I last visited the Anne Frank Museum in Amsterdam 50 years ago, as a kid. It’s a different experience for me now as an adult father of three daughters, but the museum has become a phenomenon (along with Anne’s diary) of universal appeal. It now draws large crowds of visitors from all over the world. How many of these visitors have any sympathy for the state of Israel or the struggle of the Jewish people for survival? I wonder.
During tourist season the visitors stand in lines blocks long winding around the neighborhood waiting to buy a ticket for admission. We tried the line for a while yesterday and resolved to return this morning before the museum opening to beat the crowd. There was already a line of up to a hundred or so visitors when we joined it 30 minutes before the museum was scheduled to open. The museum opened early and we were in by 9:00. By the time we left at 10:00 the line was longer than when we left it yesterday, maybe three blocks long. (We learned yesterday that you can also beat the crowd by buying tickets online. Online tickets, however, were gone through July.)

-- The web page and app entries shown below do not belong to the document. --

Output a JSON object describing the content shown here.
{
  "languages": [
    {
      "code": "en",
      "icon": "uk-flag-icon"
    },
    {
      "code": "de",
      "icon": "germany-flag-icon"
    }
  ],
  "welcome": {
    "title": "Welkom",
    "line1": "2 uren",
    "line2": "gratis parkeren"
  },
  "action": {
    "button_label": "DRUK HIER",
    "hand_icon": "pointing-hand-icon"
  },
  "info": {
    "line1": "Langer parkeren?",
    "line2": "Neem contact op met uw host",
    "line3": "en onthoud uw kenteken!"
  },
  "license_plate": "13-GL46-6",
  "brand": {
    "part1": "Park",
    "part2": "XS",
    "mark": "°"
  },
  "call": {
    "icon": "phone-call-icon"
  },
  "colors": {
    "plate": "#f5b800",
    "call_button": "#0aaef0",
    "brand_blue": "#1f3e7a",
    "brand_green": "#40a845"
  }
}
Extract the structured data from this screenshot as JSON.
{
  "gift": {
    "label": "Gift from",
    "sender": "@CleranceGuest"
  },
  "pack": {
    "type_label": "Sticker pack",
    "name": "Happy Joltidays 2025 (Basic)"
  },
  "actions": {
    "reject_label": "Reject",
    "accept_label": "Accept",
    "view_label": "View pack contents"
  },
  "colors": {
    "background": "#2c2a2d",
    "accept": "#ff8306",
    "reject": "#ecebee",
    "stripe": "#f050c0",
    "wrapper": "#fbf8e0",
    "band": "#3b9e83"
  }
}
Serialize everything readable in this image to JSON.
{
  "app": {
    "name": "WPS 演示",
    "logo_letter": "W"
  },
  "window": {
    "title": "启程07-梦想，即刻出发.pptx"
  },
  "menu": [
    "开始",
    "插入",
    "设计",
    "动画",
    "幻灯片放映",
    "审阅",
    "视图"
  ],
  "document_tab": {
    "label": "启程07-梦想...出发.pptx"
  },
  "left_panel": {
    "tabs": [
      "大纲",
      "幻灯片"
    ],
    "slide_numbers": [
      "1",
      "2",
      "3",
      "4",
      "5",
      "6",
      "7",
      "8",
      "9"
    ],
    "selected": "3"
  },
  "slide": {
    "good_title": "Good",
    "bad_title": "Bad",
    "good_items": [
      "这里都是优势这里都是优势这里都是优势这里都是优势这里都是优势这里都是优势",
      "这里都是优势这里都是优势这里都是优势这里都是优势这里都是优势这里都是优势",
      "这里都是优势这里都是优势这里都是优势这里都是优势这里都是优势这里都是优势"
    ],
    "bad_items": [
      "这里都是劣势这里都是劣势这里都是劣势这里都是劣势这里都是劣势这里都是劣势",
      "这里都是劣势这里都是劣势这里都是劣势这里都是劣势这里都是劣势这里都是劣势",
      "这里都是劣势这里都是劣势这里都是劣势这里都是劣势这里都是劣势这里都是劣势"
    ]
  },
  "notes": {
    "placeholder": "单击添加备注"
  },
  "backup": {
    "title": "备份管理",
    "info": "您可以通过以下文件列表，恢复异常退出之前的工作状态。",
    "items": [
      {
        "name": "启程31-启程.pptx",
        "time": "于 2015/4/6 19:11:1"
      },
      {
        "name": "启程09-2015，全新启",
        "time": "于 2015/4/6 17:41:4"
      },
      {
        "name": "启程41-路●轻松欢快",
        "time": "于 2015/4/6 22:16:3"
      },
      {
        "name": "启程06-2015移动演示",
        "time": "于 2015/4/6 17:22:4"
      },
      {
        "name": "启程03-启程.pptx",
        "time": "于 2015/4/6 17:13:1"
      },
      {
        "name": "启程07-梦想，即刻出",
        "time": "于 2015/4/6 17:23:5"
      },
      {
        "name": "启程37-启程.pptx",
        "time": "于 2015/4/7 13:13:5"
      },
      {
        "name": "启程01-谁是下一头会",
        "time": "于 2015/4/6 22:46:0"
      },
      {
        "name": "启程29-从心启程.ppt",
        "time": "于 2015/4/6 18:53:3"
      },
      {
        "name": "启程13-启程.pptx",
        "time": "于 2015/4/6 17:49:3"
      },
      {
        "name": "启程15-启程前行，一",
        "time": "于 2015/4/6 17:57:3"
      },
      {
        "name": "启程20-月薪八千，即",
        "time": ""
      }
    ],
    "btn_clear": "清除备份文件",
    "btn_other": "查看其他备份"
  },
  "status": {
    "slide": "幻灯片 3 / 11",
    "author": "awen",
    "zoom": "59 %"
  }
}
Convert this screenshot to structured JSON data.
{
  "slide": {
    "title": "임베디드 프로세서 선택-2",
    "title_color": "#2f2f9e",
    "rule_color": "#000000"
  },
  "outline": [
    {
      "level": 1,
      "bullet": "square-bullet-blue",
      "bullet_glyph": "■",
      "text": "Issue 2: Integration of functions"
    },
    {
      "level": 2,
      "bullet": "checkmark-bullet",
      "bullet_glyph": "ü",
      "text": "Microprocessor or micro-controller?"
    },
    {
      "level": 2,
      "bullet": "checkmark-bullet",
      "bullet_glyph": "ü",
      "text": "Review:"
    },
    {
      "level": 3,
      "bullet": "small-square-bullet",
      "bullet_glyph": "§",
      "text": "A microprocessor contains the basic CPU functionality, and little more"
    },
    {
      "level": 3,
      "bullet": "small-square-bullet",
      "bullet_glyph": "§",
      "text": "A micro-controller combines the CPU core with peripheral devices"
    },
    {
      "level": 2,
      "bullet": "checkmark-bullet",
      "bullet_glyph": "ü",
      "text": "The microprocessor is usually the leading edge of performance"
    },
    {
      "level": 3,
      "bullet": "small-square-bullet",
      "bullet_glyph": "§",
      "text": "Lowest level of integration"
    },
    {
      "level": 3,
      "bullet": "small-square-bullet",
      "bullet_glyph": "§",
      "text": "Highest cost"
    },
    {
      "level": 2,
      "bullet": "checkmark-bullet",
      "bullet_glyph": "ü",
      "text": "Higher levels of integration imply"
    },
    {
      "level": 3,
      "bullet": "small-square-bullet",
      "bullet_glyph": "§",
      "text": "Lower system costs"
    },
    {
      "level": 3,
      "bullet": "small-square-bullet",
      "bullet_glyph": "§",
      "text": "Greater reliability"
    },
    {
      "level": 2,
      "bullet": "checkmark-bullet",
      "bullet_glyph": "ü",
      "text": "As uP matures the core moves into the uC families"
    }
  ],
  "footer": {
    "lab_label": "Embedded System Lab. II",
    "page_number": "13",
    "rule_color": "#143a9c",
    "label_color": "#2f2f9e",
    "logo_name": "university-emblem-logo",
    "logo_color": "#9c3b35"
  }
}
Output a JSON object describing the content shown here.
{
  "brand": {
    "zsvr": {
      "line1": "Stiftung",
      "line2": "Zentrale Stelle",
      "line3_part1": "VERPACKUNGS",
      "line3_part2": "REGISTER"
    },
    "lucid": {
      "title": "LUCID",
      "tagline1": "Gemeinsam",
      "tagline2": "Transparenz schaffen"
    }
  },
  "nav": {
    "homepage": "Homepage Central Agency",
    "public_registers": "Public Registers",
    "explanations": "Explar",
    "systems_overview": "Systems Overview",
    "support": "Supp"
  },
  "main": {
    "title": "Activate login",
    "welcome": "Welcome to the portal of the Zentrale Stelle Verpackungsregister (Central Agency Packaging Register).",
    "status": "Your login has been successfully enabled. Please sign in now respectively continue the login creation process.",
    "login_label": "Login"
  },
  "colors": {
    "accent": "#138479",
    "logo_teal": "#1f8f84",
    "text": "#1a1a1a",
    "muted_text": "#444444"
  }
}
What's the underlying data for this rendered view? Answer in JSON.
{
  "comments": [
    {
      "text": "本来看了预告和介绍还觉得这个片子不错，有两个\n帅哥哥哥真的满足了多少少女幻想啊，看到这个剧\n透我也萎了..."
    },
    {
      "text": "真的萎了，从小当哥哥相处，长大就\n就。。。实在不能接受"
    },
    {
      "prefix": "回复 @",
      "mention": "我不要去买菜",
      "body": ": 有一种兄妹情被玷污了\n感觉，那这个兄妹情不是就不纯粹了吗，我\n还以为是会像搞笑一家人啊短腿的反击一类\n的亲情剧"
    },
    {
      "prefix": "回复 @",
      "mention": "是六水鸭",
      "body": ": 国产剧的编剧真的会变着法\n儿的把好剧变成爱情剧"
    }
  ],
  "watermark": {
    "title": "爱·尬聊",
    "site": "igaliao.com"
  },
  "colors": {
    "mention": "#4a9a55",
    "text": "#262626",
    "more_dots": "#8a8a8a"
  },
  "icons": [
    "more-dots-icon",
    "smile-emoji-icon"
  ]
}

The museum has grown and the story — the museum aptly describes itself as “the museum with a story” — has been filled in. The story is impossibly sad. It represents tragedy and evil without catharsis. We nevertheless have Miep Gies and her helpers who provided for the families in hiding, and that, at least, is not nothing.
Anne and her family lived in hiding in “the secret annex” above Mr. Frank’s office with four others for just a little over two full years before someone turned them in to the authorities. Who turned them in? Was it for the reward of 7.50 guilders per Jewish head that the Nazis conferred for such tips? Whatever the motive, the act was pure evil. We learn from Melissa Muller’s very good biography of Anne that we have some idea who the perpetrator might have been. This is one aspect of the story that the museum does not touch.
Of the eight who hid in the secret annex, Otto Frank was the only survivor. Anne almost survived. She died within a month of the liberation of Bergen-Belsen, where she also lost her mother and older sister before dying herself. She apparently died of typhus and/or starvation.
The museum faithfully preserves the secret annex. The proprietors have gone to great lengths toward preservation in the spirit of Otto Frank’s dictates (which precluded reconstruction of the furnishings as they were). The eight people lived in cramped quarters on two floors.
On one of the walls of the secret annex are pencil markings by which Anne and her older sister measured their growth while in hiding. Those markings stayed with me over the past 50 years. There is no photograph of Anne deriving from the two years in hiding. Today I was struck by how much she had grown in height in those two years.
She also grew spiritually. Anne wanted to become a famous writer. She was a prolific and precocious writer of growing gifts, as Francine Prose demonstrates in her recent book on Anne. She was inspired to begin the project of rewriting the diary in March 1944 when she heard a representative of the Dutch government in exile call for personal accounts of the war period. It is a blessing that Anne has achieved fame as a writer posthumously, but she burned to enjoy the fame as a living author. Her growing gifts impress on us the magnitude of our loss with her murder.